Task item: Write the entries out again exactly; any picture among them gets left out.

[Start of section]

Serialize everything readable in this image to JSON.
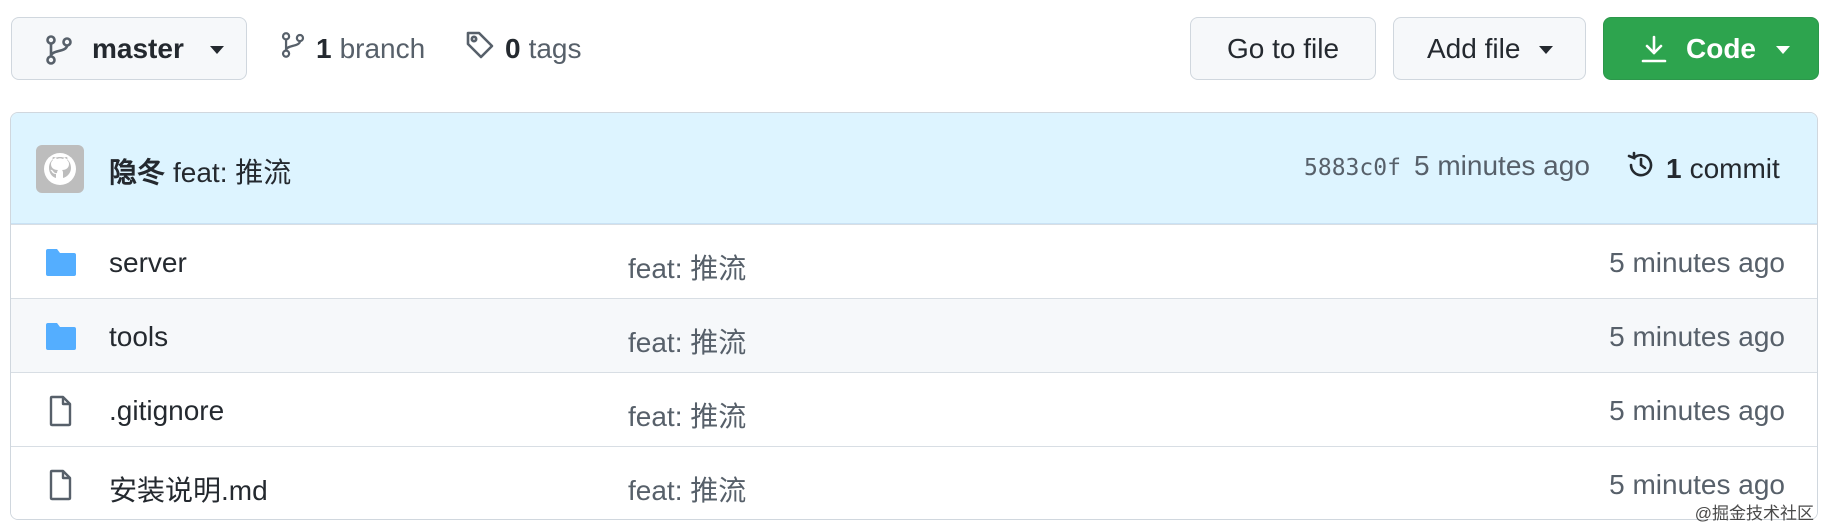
{
  "toolbar": {
    "branch_name": "master",
    "branches_count": "1",
    "branches_label": "branch",
    "tags_count": "0",
    "tags_label": "tags",
    "go_to_file_label": "Go to file",
    "add_file_label": "Add file",
    "code_label": "Code"
  },
  "latest_commit": {
    "author": "隐冬",
    "message": "feat: 推流",
    "sha": "5883c0f",
    "time": "5 minutes ago",
    "commits_count": "1",
    "commits_label": "commit"
  },
  "files": [
    {
      "name": "server",
      "type": "folder",
      "message": "feat: 推流",
      "age": "5 minutes ago"
    },
    {
      "name": "tools",
      "type": "folder",
      "message": "feat: 推流",
      "age": "5 minutes ago"
    },
    {
      "name": ".gitignore",
      "type": "file",
      "message": "feat: 推流",
      "age": "5 minutes ago"
    },
    {
      "name": "安装说明.md",
      "type": "file",
      "message": "feat: 推流",
      "age": "5 minutes ago"
    }
  ],
  "watermark": "@掘金技术社区",
  "colors": {
    "code_button": "#2da44e",
    "commit_bar": "#ddf4ff",
    "folder_icon": "#54aeff"
  }
}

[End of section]

Exercise solution:
Serialize everything readable in this image to JSON.
{
  "toolbar": {
    "branch_name": "master",
    "branches_count": "1",
    "branches_label": "branch",
    "tags_count": "0",
    "tags_label": "tags",
    "go_to_file_label": "Go to file",
    "add_file_label": "Add file",
    "code_label": "Code"
  },
  "latest_commit": {
    "author": "隐冬",
    "message": "feat: 推流",
    "sha": "5883c0f",
    "time": "5 minutes ago",
    "commits_count": "1",
    "commits_label": "commit"
  },
  "files": [
    {
      "name": "server",
      "type": "folder",
      "message": "feat: 推流",
      "age": "5 minutes ago"
    },
    {
      "name": "tools",
      "type": "folder",
      "message": "feat: 推流",
      "age": "5 minutes ago"
    },
    {
      "name": ".gitignore",
      "type": "file",
      "message": "feat: 推流",
      "age": "5 minutes ago"
    },
    {
      "name": "安装说明.md",
      "type": "file",
      "message": "feat: 推流",
      "age": "5 minutes ago"
    }
  ],
  "watermark": "@掘金技术社区",
  "colors": {
    "code_button": "#2da44e",
    "commit_bar": "#ddf4ff",
    "folder_icon": "#54aeff"
  }
}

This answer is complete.